Former Trump Staffer Fishing For Voter Fraud In Pennsylvania Is Short On Proof


KEYSTONE CROSSROADS — A Virginia-based former high-level Trump campaign staffer is crowdfunding an effort to use a call center to fish for accounts of alleged voter fraud in Pennsylvania and other swing states.

The Voter Integrity Fund was launched a week ago by Matt Braynard, who says he’s raised over $500,000 to cross-reference public data in a quest to unearth malfeasance in the election.

“We’re focusing on areas with exceptionally high Democratic turnout,” he said. “This is an effort to better establish whether the election was legitimate.”

Voter ID proponents and other conservative political groups have long struggled to produce hard evidence of mass voter fraud. But Braynard said his group was using a call center to track down people who moved or were otherwise nominally inactive voters, asking them to confirm if they cast a ballot in order to detect possible identity theft. He said he is also cross-referencing databases to find voters that may have cast ballots in the wrong place, voted twice, or were deceased.

The effort moved to a Christian crowdfunding website after another fundraising platform, GoFundMe, “nuked” his initial fundraising effort, said Braynard, who was laid off in 2016 from his job on the Trump campaign’s data team. He asserted that he “will personally receive zero dollars” from the project.

Braynard declined to detail any specific instances of voter fraud uncovered so far, but described high levels of interest in his effort.

“I posted last Thursday to my … Twitter followers about ways to detect if there were fraudulent ballots and it exploded from there,” he said.

The group claims to have called 75,000 people in Pennsylvania and hopes to reach 375,000.

Several Pennsylvanians apparently contacted by the Voter Integrity Fund say they voted normally and described the call as suspicious.

Zach DeRitis, a 29-year-old communications worker in South Philly, said he was confused by a voicemail he received from the group asking if he had voted by mail or in person.

“I was a little concerned about how they had my number or what they would ask me,” said DeRitis, who did vote by mail.

When a WHYY reporter who received a call from the Voter Integrity Fund asked who was behind the group, the caller said they were “free to Google it.” When pressed for more information, the caller hung up.

Others reported similar interactions, with callers indicating that they were investigating voter fraud in states like Pennsylvania, Georgia, and Arizona.



‘The real fraud’

The Trump campaign and its supporters have for days sought to undermine Joe Biden’s presidential victory with baseless claims of voter fraud. In this instance, Jamie Mogil, a Democratic election attorney, dismissed Baynard’s fishing strategy as a “scam.”
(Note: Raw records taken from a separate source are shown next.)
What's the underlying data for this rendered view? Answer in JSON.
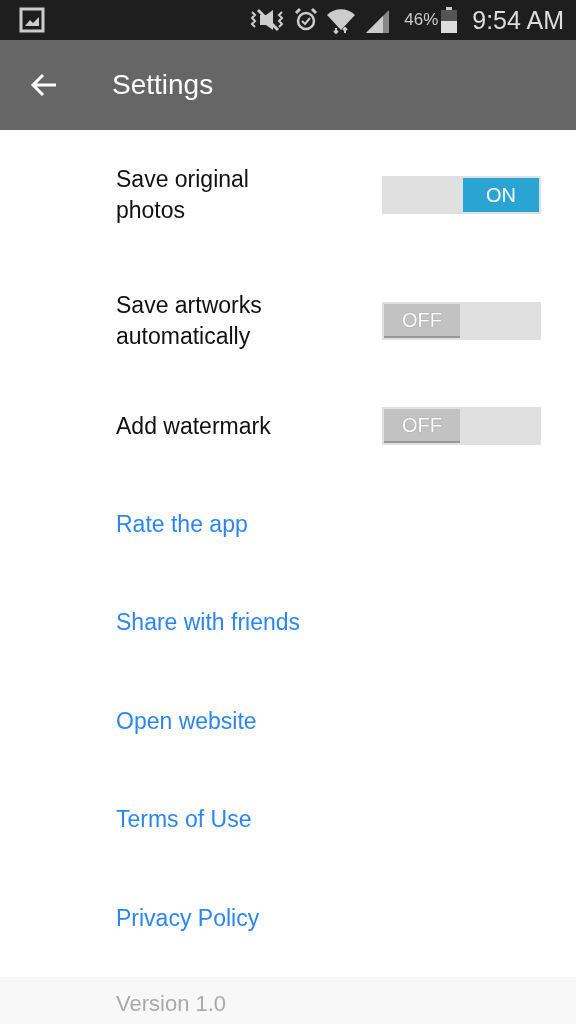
{
  "status_bar": {
    "battery": "46%",
    "time": "9:54 AM"
  },
  "toolbar": {
    "title": "Settings"
  },
  "toggles": [
    {
      "label": "Save original photos",
      "on": true,
      "text": "ON"
    },
    {
      "label": "Save artworks automatically",
      "on": false,
      "text": "OFF"
    },
    {
      "label": "Add watermark",
      "on": false,
      "text": "OFF"
    }
  ],
  "links": [
    "Rate the app",
    "Share with friends",
    "Open website",
    "Terms of Use",
    "Privacy Policy"
  ],
  "footer": {
    "version": "Version 1.0"
  }
}
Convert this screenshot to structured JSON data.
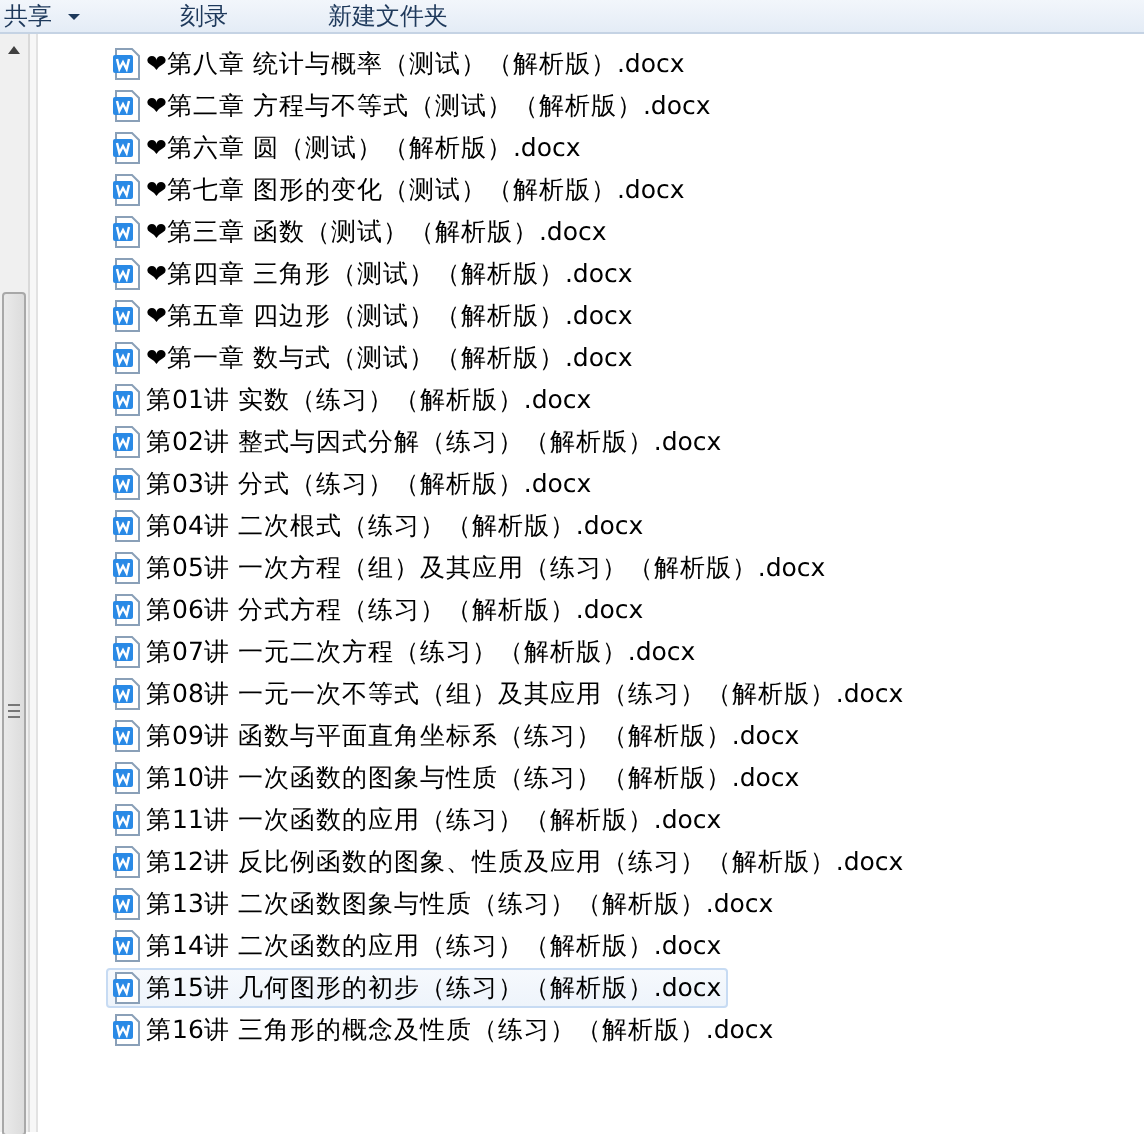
{
  "toolbar": {
    "buttons": [
      {
        "label": "共享",
        "has_menu": true
      },
      {
        "label": "刻录",
        "has_menu": false
      },
      {
        "label": "新建文件夹",
        "has_menu": false
      }
    ]
  },
  "files": [
    {
      "name": "❤第八章 统计与概率（测试）（解析版）.docx",
      "selected": false
    },
    {
      "name": "❤第二章 方程与不等式（测试）（解析版）.docx",
      "selected": false
    },
    {
      "name": "❤第六章  圆（测试）（解析版）.docx",
      "selected": false
    },
    {
      "name": "❤第七章  图形的变化（测试）（解析版）.docx",
      "selected": false
    },
    {
      "name": "❤第三章  函数（测试）（解析版）.docx",
      "selected": false
    },
    {
      "name": "❤第四章  三角形（测试）（解析版）.docx",
      "selected": false
    },
    {
      "name": "❤第五章  四边形（测试）（解析版）.docx",
      "selected": false
    },
    {
      "name": "❤第一章 数与式（测试）（解析版）.docx",
      "selected": false
    },
    {
      "name": "第01讲 实数（练习）（解析版）.docx",
      "selected": false
    },
    {
      "name": "第02讲 整式与因式分解（练习）（解析版）.docx",
      "selected": false
    },
    {
      "name": "第03讲 分式（练习）（解析版）.docx",
      "selected": false
    },
    {
      "name": "第04讲 二次根式（练习）（解析版）.docx",
      "selected": false
    },
    {
      "name": "第05讲 一次方程（组）及其应用（练习）（解析版）.docx",
      "selected": false
    },
    {
      "name": "第06讲 分式方程（练习）（解析版）.docx",
      "selected": false
    },
    {
      "name": "第07讲 一元二次方程（练习）（解析版）.docx",
      "selected": false
    },
    {
      "name": "第08讲 一元一次不等式（组）及其应用（练习）（解析版）.docx",
      "selected": false
    },
    {
      "name": "第09讲 函数与平面直角坐标系（练习）（解析版）.docx",
      "selected": false
    },
    {
      "name": "第10讲 一次函数的图象与性质（练习）（解析版）.docx",
      "selected": false
    },
    {
      "name": "第11讲 一次函数的应用（练习）（解析版）.docx",
      "selected": false
    },
    {
      "name": "第12讲 反比例函数的图象、性质及应用（练习）（解析版）.docx",
      "selected": false
    },
    {
      "name": "第13讲 二次函数图象与性质（练习）（解析版）.docx",
      "selected": false
    },
    {
      "name": "第14讲 二次函数的应用（练习）（解析版）.docx",
      "selected": false
    },
    {
      "name": "第15讲 几何图形的初步（练习）（解析版）.docx",
      "selected": true
    },
    {
      "name": "第16讲 三角形的概念及性质（练习）（解析版）.docx",
      "selected": false
    }
  ]
}
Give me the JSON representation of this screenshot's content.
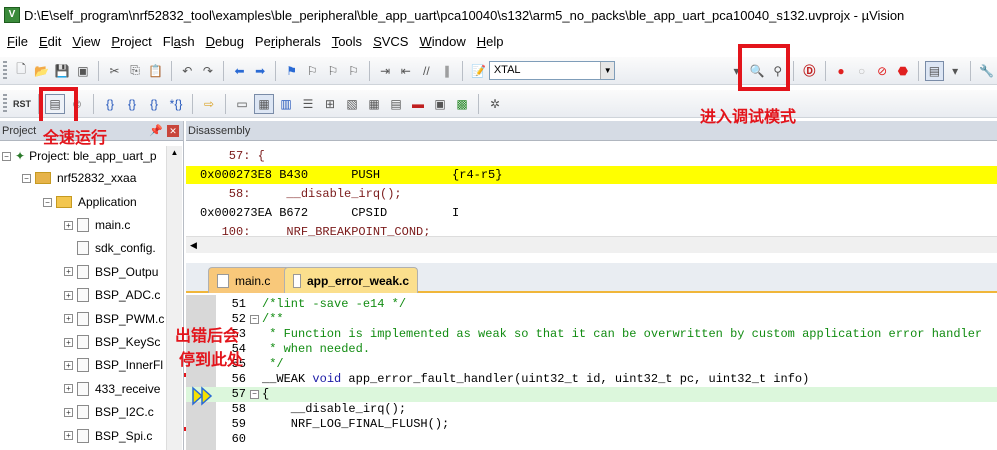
{
  "window": {
    "title": "D:\\E\\self_program\\nrf52832_tool\\examples\\ble_peripheral\\ble_app_uart\\pca10040\\s132\\arm5_no_packs\\ble_app_uart_pca10040_s132.uvprojx - µVision"
  },
  "menu": [
    {
      "label": "File",
      "key": "F",
      "rest": "ile"
    },
    {
      "label": "Edit",
      "key": "E",
      "rest": "dit"
    },
    {
      "label": "View",
      "key": "V",
      "rest": "iew"
    },
    {
      "label": "Project",
      "key": "P",
      "rest": "roject"
    },
    {
      "label": "Flash",
      "key": "a",
      "pre": "Fl",
      "rest": "sh"
    },
    {
      "label": "Debug",
      "key": "D",
      "rest": "ebug"
    },
    {
      "label": "Peripherals",
      "key": "r",
      "pre": "Pe",
      "rest": "ipherals"
    },
    {
      "label": "Tools",
      "key": "T",
      "rest": "ools"
    },
    {
      "label": "SVCS",
      "key": "S",
      "rest": "VCS"
    },
    {
      "label": "Window",
      "key": "W",
      "rest": "indow"
    },
    {
      "label": "Help",
      "key": "H",
      "rest": "elp"
    }
  ],
  "toolbar": {
    "target": "XTAL",
    "rst_label": "RST"
  },
  "annotations": {
    "debug_mode": "进入调试模式",
    "full_run": "全速运行",
    "stops_here_line1": "出错后会",
    "stops_here_line2": "停到此处"
  },
  "project": {
    "header": "Project",
    "root": "Project: ble_app_uart_p",
    "target": "nrf52832_xxaa",
    "group": "Application",
    "files": [
      "main.c",
      "sdk_config.",
      "BSP_Outpu",
      "BSP_ADC.c",
      "BSP_PWM.c",
      "BSP_KeySc",
      "BSP_InnerFl",
      "433_receive",
      "BSP_I2C.c",
      "BSP_Spi.c"
    ]
  },
  "disassembly": {
    "header": "Disassembly",
    "lines": [
      {
        "text": "    57: {",
        "highlight": false
      },
      {
        "text": "0x000273E8 B430      PUSH          {r4-r5}",
        "highlight": true
      },
      {
        "text": "    58:     __disable_irq();",
        "highlight": false
      },
      {
        "text": "0x000273EA B672      CPSID         I",
        "highlight": false
      },
      {
        "text": "   100:     NRF_BREAKPOINT_COND;",
        "highlight": false
      }
    ]
  },
  "tabs": [
    {
      "label": "main.c",
      "active": false
    },
    {
      "label": "app_error_weak.c",
      "active": true
    }
  ],
  "editor": {
    "lines": [
      {
        "no": "51",
        "text": "/*lint -save -e14 */"
      },
      {
        "no": "52",
        "text": "/**"
      },
      {
        "no": "53",
        "text": " * Function is implemented as weak so that it can be overwritten by custom application error handler"
      },
      {
        "no": "54",
        "text": " * when needed."
      },
      {
        "no": "55",
        "text": " */"
      },
      {
        "no": "56",
        "text": "__WEAK void app_error_fault_handler(uint32_t id, uint32_t pc, uint32_t info)"
      },
      {
        "no": "57",
        "text": "{"
      },
      {
        "no": "58",
        "text": "    __disable_irq();"
      },
      {
        "no": "59",
        "text": "    NRF_LOG_FINAL_FLUSH();"
      },
      {
        "no": "60",
        "text": ""
      }
    ]
  },
  "colors": {
    "annotation": "#e3141b",
    "highlight": "#ffff00",
    "comment": "#128c12"
  }
}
“It sounds like a credit card scam. It’s like how they harp on the elderly and seniors,” she said. “Even if this were some valid argument, it’s so rare it wouldn’t be enough to overturn an election. This guy and his scheme to intimidate voters is the real fraud.”

While the group asserts it is searching for deceased voters or victims of identity theft, Mogil said illegal voting is exceedingly rare, noting that the ballots challenged by the Trump campaign itself have largely focused on procedural issues, like missing signatures.

The attorney cast doubt that civilians were better suited to investigate election irregularities than trained law enforcement. She noted that one of the group’s strategies — matching voting and postal records to search for out-of-state voters — was a particularly quixotic method for challenging ballots.

“Under this guy’s system, the president would have a residency issue,” she said. “He tried to vote from Mar-a-Lago.”

Asked why his group is better suited to track down supposed fraudsters than law enforcement, Braynard said they were not trustworthy, “given the level of political corruption in the FBI and CIA,” pointing to their investigations of President Donald Trump.

DeRitis said he was troubled by the call because it gave him the impression that something might be wrong with his ballot or that there had been widespread voter fraud.

“It definitely felt like a bit of a fishing expedition. There is clearly an initiative out there to invalidate the results of the election in key states and areas,” he said. “If there is someone out there trying to find information or collect information in a very unofficial capacity I think that definitely creates an issue or raises alarm bells.”

Keystone Crossroads is a statewide reporting collaborative of WITF, WPSU and WESA, led by WHYY. This story originally appeared at